Last week, the Michigan House of Representatives passed a bill to expand the Educational Achievement Authority beyond the city of Detroit. This is the most recent of a long line of conversations that educators, legislators and others have had over the years trying to build a path for struggling students, schools and communities to success.
Turning around the educational circumstances of our state does require that we focus some attention on the worst performers. It is important that we do put additional resources, time and attention to those with the farthest to go – that is what it takes to improve equity in outcomes. It is also important that we make sure that our efforts are steeped in what the research tells us will improve the educational circumstances of young people in our state.
Will shifts in who controls the decision-making for these students, schools and communities make a difference? Perhaps. Will shifts in control absent of other investment and strategy make a lasting difference? Not on your life. At the same time that the EAA conversation has been going on, we are facing more than a decade of state disinvestment and a failure to compensate for some particularly disastrous disinvestment from the federal government.

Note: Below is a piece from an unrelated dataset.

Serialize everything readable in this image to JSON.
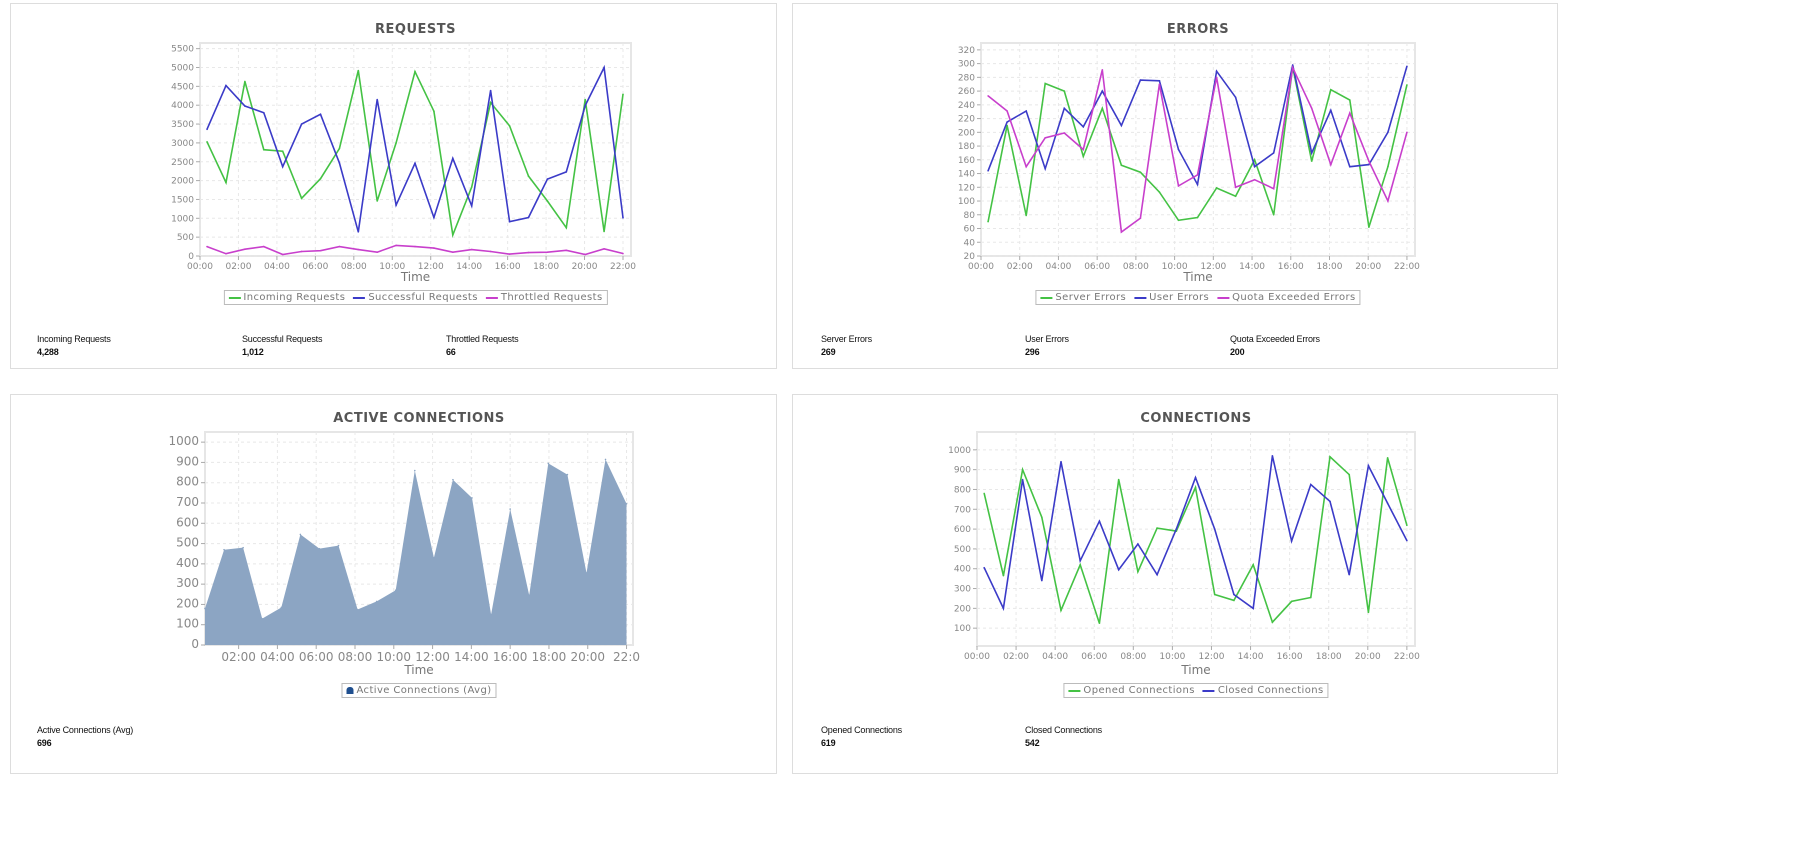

While philanthropic investment is certainly a critical piece, there is no consistent community opportunity to raise funds to compensate for lost public sector resource.
As the Senate takes up this legislation, we urge them to consider the following:
We know that young people face barriers to educational success that one system alone can’t solve – not the education system alone, not communities alone, and certainly not individual school buildings alone. The Senate could include more direction about how resources to support extended learning, school-based health, positive behavior, and other services that have proven to increase student success would be targeted toward all schools facing restructuring demands.
Current actions that have diminished services for at-risk young people through cuts in the state budget are counter-productive to meaningful reform. Disinvestment in the very communities the EAA legislation is attempting to serve does not promote innovation, partnership and reform. Evidence-based support programs will need to be expanded in order to see real, sustainable improvement in school success for those most challenged schools, communities and young people.
Legislators can’t decouple the EAA conversation with the budget discussions in the Capitol over the next several months. The path to success for the lowest performing students, schools and communities is the same as it has always been: invest in proven strategies from cradle to career.
It is likely that the Senate Education Committee will take up this legislation quickly after returning from spring break. Contact your Senators and let them know what you know to be true to increase the success of kids and schools; let them know that there are successful programs around the state that are assisting in this effort already and that those programs need to be available to more struggling young people and their parents.
At the same time, the Legislature continues to debate funding levels for critical programs that support educational success. Those programs exist within the School Aid and Department of Education budgets, but they also exist within human services, health, workforce and higher education. Let your Senators and Representatives know that without other investment, the EAA will not be able to show the kind of gains necessary for our state.